How to Repair You Sliding DoorHome Improvement
A sliding door should be able to be operated with one hand as most people are carrying items in or out of the house. Dirty rollers are the main reason sliding doors get stuck. Mud, food, and water can get into the track and rollers. It takes about an hour to repair your sliders and this works for wood, vinyl, and aluminum doors. Replacement parts are available from home centers, hardware stores, or online, and from retailers that sell new doors of the same manufacturer.
If your door does not operate well after these repairs, than you may have a settlement problem, a rotting sill plate, or just poor installation. At this point you may need to hire a professional contractor to determine the best way to correct the problem.
Tools and parts needed:
Flat screwdriver, sawhorses, putty knife, wood block, rags, pliers, new roller assemblies, denatured alcohol, silicone spray, paraffin wax, and weather stripping.
Lowering the door
Remove the Door
Lay a drop cloth on the floor and pop off the two plugs covering the roller adjustment screws at the bottom of the sliding-door frame.
Insert a flathead screwdriver into each hole and turn the screw all the way counterclockwise. This retracts the rollers, lowering the door.
Sometimes the slider can be lifted off the lower track at this point, but if there is not enough room, you will need to remove the head stop.
You should set up two saw horses with a drop cloth to set the door onto. Remove grilles and shades as necessary. Slide the door completely open and locate the head stop screws on the top inside track and remove. Have someone nearby to support the door as it can fall off the track with the stop removed.
To remove the door stand inside and lean the top of the slider toward you and lift it off the bottom track. At this point you may need additional help to set the door carefully onto the saw horses.
Pry out the roller assemblies with a screwdriver
Checking the Rollers
As stated earlier, the rollers are the cause of most sliding door problems. To remove the rollers, use a flathead screwdriver to gently pry each roller from its pocket in the bottom of the door. They are usually not held in place with any fasteners, since friction and the weight of the door keep them where they belong. If they are bent, damaged, or wheels are missing, then you will need to replace them. They are commonly found at home centers or hardware stores. They can also be found online.

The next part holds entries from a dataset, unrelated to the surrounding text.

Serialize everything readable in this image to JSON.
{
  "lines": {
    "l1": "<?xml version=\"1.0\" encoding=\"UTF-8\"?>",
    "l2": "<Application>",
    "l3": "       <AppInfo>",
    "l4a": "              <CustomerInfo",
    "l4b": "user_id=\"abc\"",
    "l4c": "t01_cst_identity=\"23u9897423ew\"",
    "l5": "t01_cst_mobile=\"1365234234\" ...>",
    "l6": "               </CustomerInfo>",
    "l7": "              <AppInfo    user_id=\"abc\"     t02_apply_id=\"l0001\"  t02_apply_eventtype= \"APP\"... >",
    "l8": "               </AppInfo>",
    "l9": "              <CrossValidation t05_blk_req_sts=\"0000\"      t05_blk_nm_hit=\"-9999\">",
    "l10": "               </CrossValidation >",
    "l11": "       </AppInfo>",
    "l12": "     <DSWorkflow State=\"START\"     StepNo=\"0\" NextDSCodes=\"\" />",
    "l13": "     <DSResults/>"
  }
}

If the wheels are not damaged, then you will only need to clean and lubricate them. Scrape any dirt from the wheels, then clean them with denatured alcohol and a rag. Then lubricate only with silicone spray, which doesn't hold dirt. To reinstall, align each roller's adjustment screw with its access hole and tap in the assemblies with a hammer or rubber mallet, using a wood block to protect the wheels. Once they're set, retract the rollers as far as possible to make resetting the slider easier.
Cleaning the Tracks
You should wipe the head track and the outside face of the removed head stop with alcohol and spray with silicone. Vacuum loose debris from the bottom track, then clean thoroughly with alcohol. For the bottom track, scrape any dirt out of the corners or inside the groove of the track. Check the track carefully to see if there are any nicks, as these will damage the wheels over time and may cause the door to become difficult to operate. If the track is nicked, use a file to remove any burrs or gauges. The bottom track needs a more substantial lubricant than silicone; rub it a few times with a block of paraffin wax, which is available at more supermarkets (canning aisle) and hardware stores.
Checking the Weather Stripping
If your door has damaged weather stripping where the sliding and fixed panels overlap, loosen its staples with a flathead screwdriver, then grab one end and pull it and the staples off the door, prying gently with a putty knife. Sometimes this weather stripping is inserted into a groove similar to T-molding. You may need to special-order this type from a supplier for your type of sliding door. If it is stapled weather stripping, remove any remaining staples with pliers, and pound the broken ones flush with the door face with a hammer. The strip on the jamb side is generally glued. If it's damaged, pull it off and scrape the adhesive residue with the putty knife, taking care not to mar the finish.
Where the sliding panel's frame overlaps the fixed panel, orient the new weather stripping with its flap facing as indicated on the instructions. Align the top end with the shadow line of the head stop, and secure the flange tightly along the door's edge.
Weather stripping on the bottom will need to be screwed into place if the holes do not line up, or if the original stripping was glued on. Drill a 1/8-inch-diameter pilot hole at each of the holes in the flange and drive the screws provided. Do the same on the fixed panel so the two strips interlock.
Glue the jamb-side strip in place with a plastic adhesive.
Resetting the Door
Have the head stop and a screwdriver nearby. Set the door back on the bottom track and tilt it up. Brace the door with your body and reattach the head stop. Don't leave the door unattended until the stop is installed. Roll the door to within a half-inch of the latch-side jamb, then turn the roller adjustment screws until the door is parallel to the jamb. If the latch does not line up with its receiver on the jamb, adjust the receiver by loosening its screws and moving the plate up or down. You may also need to raise or lower the roller assembly wheels equally if there is not enough adjustment in the receiver pocket.
Operate door normally and check the wheel operation at the bottom to see if there are any bumps or hitches in its travel on the track.